An IT security consultant, Prince Kpasra has said that the manner in which the Electoral Commission published the basic details of voters on Google Drive poses a high fraud risk.
He explains that fraudsters now have easy access to the details of other people and they can use them to do all kinds of transactions like register SIM cards, open bank account, hack people’s social media accounts among other things.
“There could be identity fraud where fraudsters can use your ID number to register a SIM card,” he said. “Having all the information will make it easier for fraudsters to steal your identity for opening bank accounts and hacking social media among other things.”
The IT security expert therefore believes the EC erred in the manner in which it made basic data of registered voters public.
He said it was “very bad” that the EC made the names, ages and genders of prospective voters available on Google Drive on a polling station basis.
Mr. Kpasra thinks the data should have been protected by some further restrictions.

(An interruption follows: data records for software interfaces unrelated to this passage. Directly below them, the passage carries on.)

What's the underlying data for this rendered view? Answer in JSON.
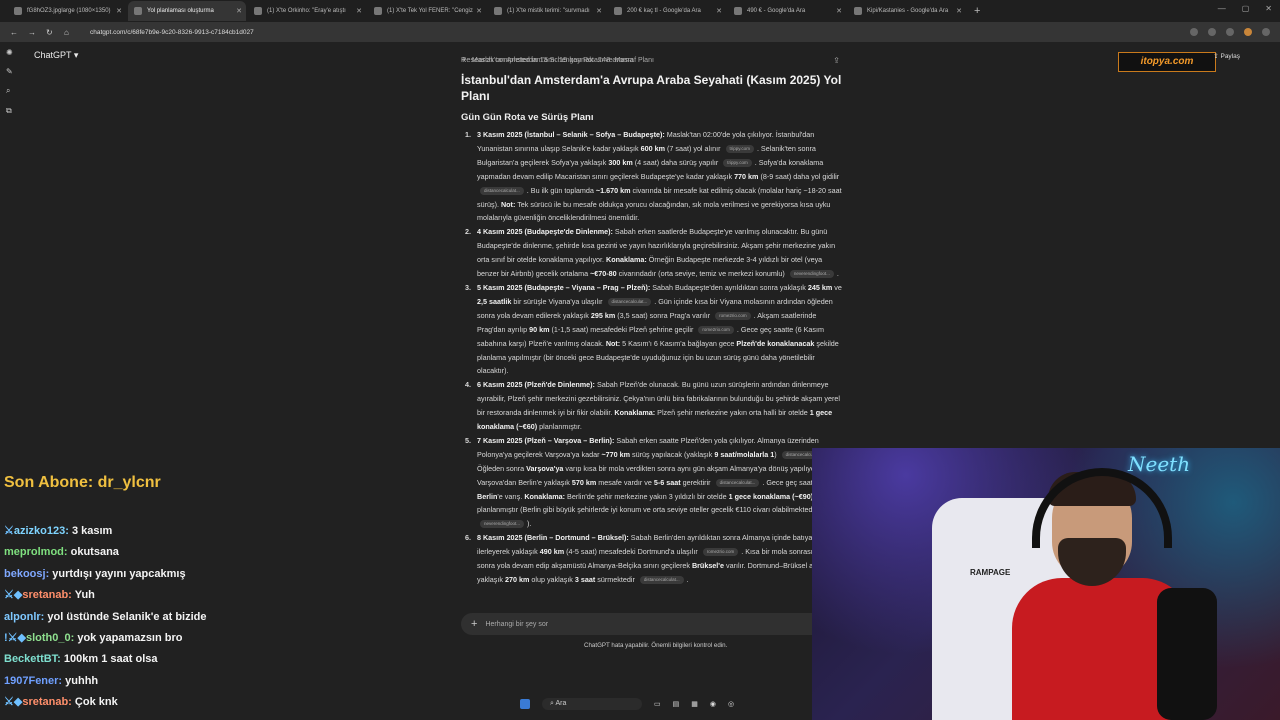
{
  "browser": {
    "tabs": [
      {
        "label": "fG8hOZ3.jpglarge (1080×1350)",
        "active": false
      },
      {
        "label": "Yol planlaması oluşturma",
        "active": true
      },
      {
        "label": "(1) X'te Orkinho: \"Eray'e atıştı",
        "active": false
      },
      {
        "label": "(1) X'te Tek Yol FENER: \"Cengiz",
        "active": false
      },
      {
        "label": "(1) X'te mistik terimi: \"survmadı",
        "active": false
      },
      {
        "label": "200 € kaç tl - Google'da Ara",
        "active": false
      },
      {
        "label": "490 € - Google'da Ara",
        "active": false
      },
      {
        "label": "Kipi/Kastanies - Google'da Ara",
        "active": false
      }
    ],
    "url": "chatgpt.com/c/68fe7b9e-9c20-8326-9913-c7184cb1d027"
  },
  "app": {
    "brand": "ChatGPT",
    "share_label": "Paylaş",
    "research_status": "Research completed in 15m· 15 kaynak· 248 arama",
    "logo_text": "itopya.com"
  },
  "doc": {
    "breadcrumb": "Maslak'tan Amsterdam'a Schengen Rotası ve Masraf Planı",
    "title": "İstanbul'dan Amsterdam'a Avrupa Araba Seyahati (Kasım 2025) Yol Planı",
    "section": "Gün Gün Rota ve Sürüş Planı"
  },
  "composer": {
    "placeholder": "Herhangi bir şey sor",
    "disclaimer": "ChatGPT hata yapabilir. Önemli bilgileri kontrol edin."
  },
  "stream": {
    "sub_label": "Son Abone: dr_ylcnr",
    "messages": [
      {
        "user": "azizko123:",
        "text": " 3 kasım",
        "color": "#7fd4ff",
        "prefix": "⚔"
      },
      {
        "user": "meprolmod:",
        "text": " okutsana",
        "color": "#7fe07f",
        "prefix": ""
      },
      {
        "user": "bekoosj:",
        "text": " yurtdışı yayını yapcakmış",
        "color": "#7fa8ff",
        "prefix": ""
      },
      {
        "user": "sretanab:",
        "text": " Yuh",
        "color": "#ff8f6b",
        "prefix": "⚔◆"
      },
      {
        "user": "alponlr:",
        "text": " yol üstünde Selanik'e at bizide",
        "color": "#7fc8ff",
        "prefix": ""
      },
      {
        "user": "sloth0_0:",
        "text": " yok yapamazsın bro",
        "color": "#8fe08f",
        "prefix": "!⚔◆"
      },
      {
        "user": "BeckettBT:",
        "text": " 100km 1 saat olsa",
        "color": "#7fe0d0",
        "prefix": ""
      },
      {
        "user": "1907Fener:",
        "text": " yuhhh",
        "color": "#6fa0ff",
        "prefix": ""
      },
      {
        "user": "sretanab:",
        "text": " Çok knk",
        "color": "#ff8f6b",
        "prefix": "⚔◆"
      }
    ]
  },
  "camera": {
    "neon_text": "Neeth",
    "chair_brand": "RAMPAGE"
  },
  "taskbar": {
    "search_label": "Ara"
  }
}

“The first thing is that, they should have put it on their website and restricted access, but they put it on a public cloud, which is Google, and allowed anybody who wanted to download the information to download it,” he said
He, however, did not cite a specific law the EC had breached.

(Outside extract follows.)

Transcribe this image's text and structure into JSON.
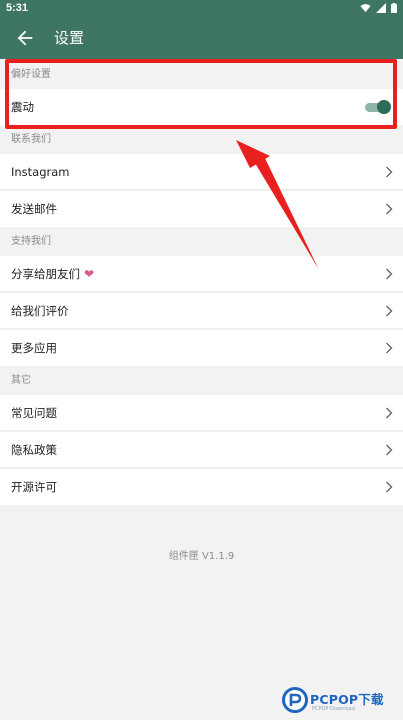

What the law says
The Data Protection Act outlines for handing data and specifically, “special personal data.”
The law says a data controller may process special personal data in accordance with the Data Protection Act where “processing is necessary, or the data subject consents to the processing.”
Special personal data shall not be processed unless the processing is “necessary for the protection of the vital interests of the data subject where it is impossible for consent to be given by or on behalf of the data subject, the data controller cannot reasonably be expected to obtain the consent of the data subject, or (c) consent by or on behalf of the data subject has been unreasonably withheld.”

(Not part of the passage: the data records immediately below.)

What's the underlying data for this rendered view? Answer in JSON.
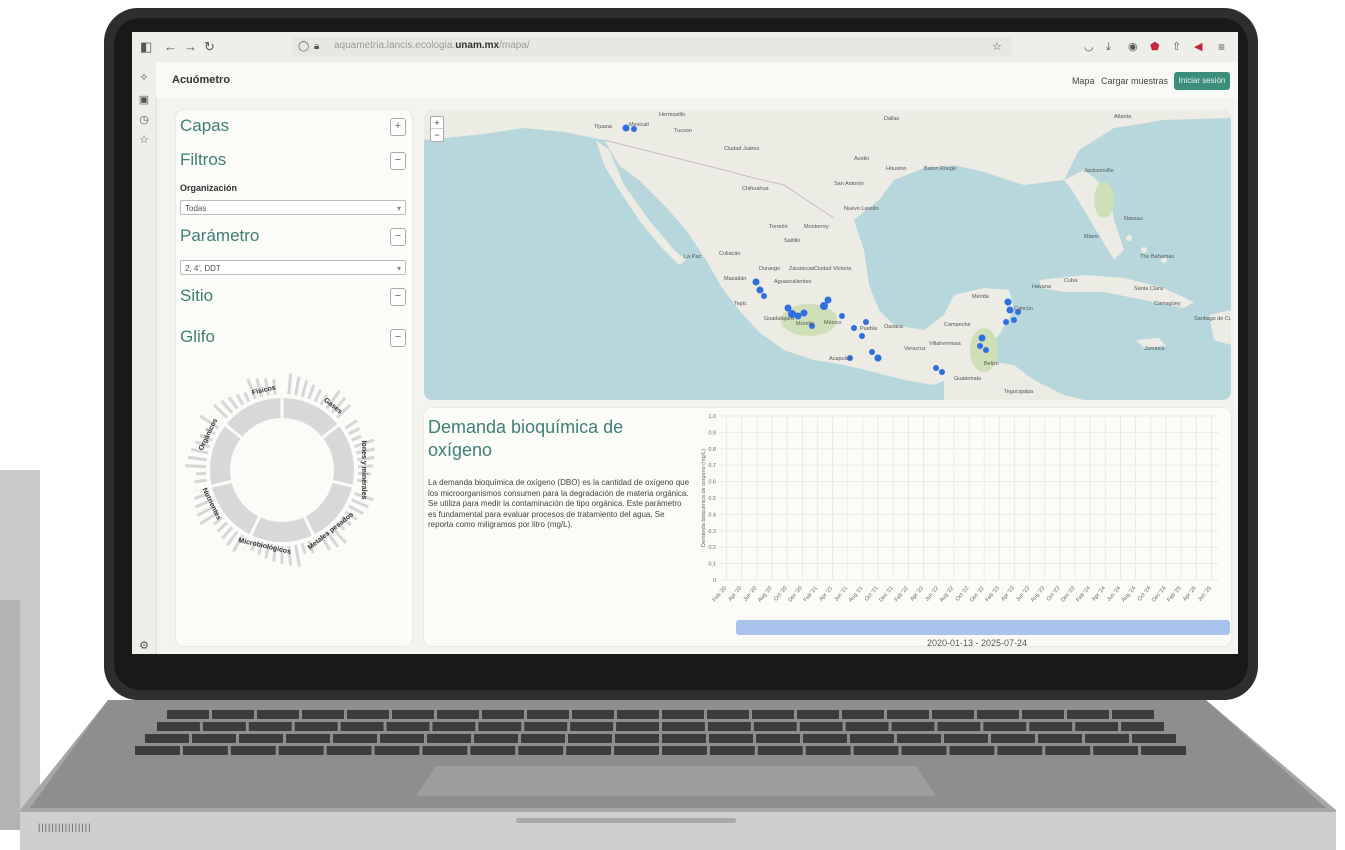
{
  "browser": {
    "url_host": "aquametria.lancis.ecologia.",
    "url_bold": "unam.mx",
    "url_path": "/mapa/",
    "toolbar_icons": [
      "sidebar-toggle-icon",
      "back-icon",
      "forward-icon",
      "reload-icon",
      "shield-icon",
      "lock-icon",
      "bookmark-star-icon",
      "pocket-icon",
      "download-icon",
      "account-icon",
      "extension-icon",
      "share-icon",
      "megaphone-icon",
      "menu-icon"
    ]
  },
  "app": {
    "title": "Acuómetro",
    "nav": [
      "Mapa",
      "Cargar muestras"
    ],
    "login_label": "Iniciar sesión",
    "accent": "#3c8d7b"
  },
  "panel": {
    "capas": {
      "title": "Capas",
      "toggle": "+"
    },
    "filtros": {
      "title": "Filtros",
      "toggle": "−"
    },
    "organizacion": {
      "label": "Organización",
      "value": "Todas"
    },
    "parametro": {
      "title": "Parámetro",
      "toggle": "−",
      "value": "2, 4', DDT"
    },
    "sitio": {
      "title": "Sitio",
      "toggle": "−"
    },
    "glifo": {
      "title": "Glifo",
      "toggle": "−",
      "segments": [
        "Orgánicos",
        "Físicos",
        "Gases",
        "Iones y minerales",
        "Metales pesados",
        "Microbiológicos",
        "Nutrientes"
      ]
    }
  },
  "map": {
    "zoom_in": "+",
    "zoom_out": "−",
    "labels": [
      "Tijuana",
      "Mexicali",
      "Hermosillo",
      "Tucson",
      "Ciudad Juárez",
      "Chihuahua",
      "Dallas",
      "Austin",
      "Houston",
      "Baton Rouge",
      "Atlanta",
      "Jacksonville",
      "San Antonio",
      "Nuevo Laredo",
      "Monterrey",
      "Saltillo",
      "Torreón",
      "Culiacán",
      "Durango",
      "La Paz",
      "Mazatlán",
      "Zacatecas",
      "Ciudad Victoria",
      "Aguascalientes",
      "Tepic",
      "Guadalajara",
      "Morelia",
      "México",
      "Puebla",
      "Acapulco",
      "Veracruz",
      "Oaxaca",
      "Villahermosa",
      "Mérida",
      "Campeche",
      "Cancún",
      "Belize",
      "Guatemala",
      "Tegucigalpa",
      "Miami",
      "Nassau",
      "The Bahamas",
      "Havana",
      "Cuba",
      "Santa Clara",
      "Camagüey",
      "Jamaica",
      "Santiago de Cuba"
    ]
  },
  "info": {
    "title": "Demanda bioquímica de oxígeno",
    "description": "La demanda bioquímica de oxígeno (DBO) es la cantidad de oxígeno que los microorganismos consumen para la degradación de materia orgánica. Se utiliza para medir la contaminación de tipo orgánica. Este parámetro es fundamental para evaluar procesos de tratamiento del agua. Se reporta como miligramos por litro (mg/L)."
  },
  "chart_data": {
    "type": "scatter",
    "title": "",
    "ylabel": "Demanda bioquímica de oxígeno (mg/L)",
    "xlabel": "",
    "ylim": [
      0,
      1
    ],
    "yticks": [
      "0",
      "0.1",
      "0.2",
      "0.3",
      "0.4",
      "0.5",
      "0.6",
      "0.7",
      "0.8",
      "0.9",
      "1.0"
    ],
    "xticks": [
      "Feb '20",
      "Apr '20",
      "Jun '20",
      "Aug '20",
      "Oct '20",
      "Dec '20",
      "Feb '21",
      "Apr '21",
      "Jun '21",
      "Aug '21",
      "Oct '21",
      "Dec '21",
      "Feb '22",
      "Apr '22",
      "Jun '22",
      "Aug '22",
      "Oct '22",
      "Dec '22",
      "Feb '23",
      "Apr '23",
      "Jun '23",
      "Aug '23",
      "Oct '23",
      "Dec '23",
      "Feb '24",
      "Apr '24",
      "Jun '24",
      "Aug '24",
      "Oct '24",
      "Dec '24",
      "Feb '25",
      "Apr '25",
      "Jun '25"
    ],
    "grid": true,
    "series": [],
    "range_label": "2020-01-13 - 2025-07-24"
  }
}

Special personal data shall not be processed when it does not involve the disclosure of the personal data to a third party without the consent of the data subject.
The C.I. 91, which regulates aspects of the EC’s activities, also says the voter data “shall be published in a manner determined by the commission.”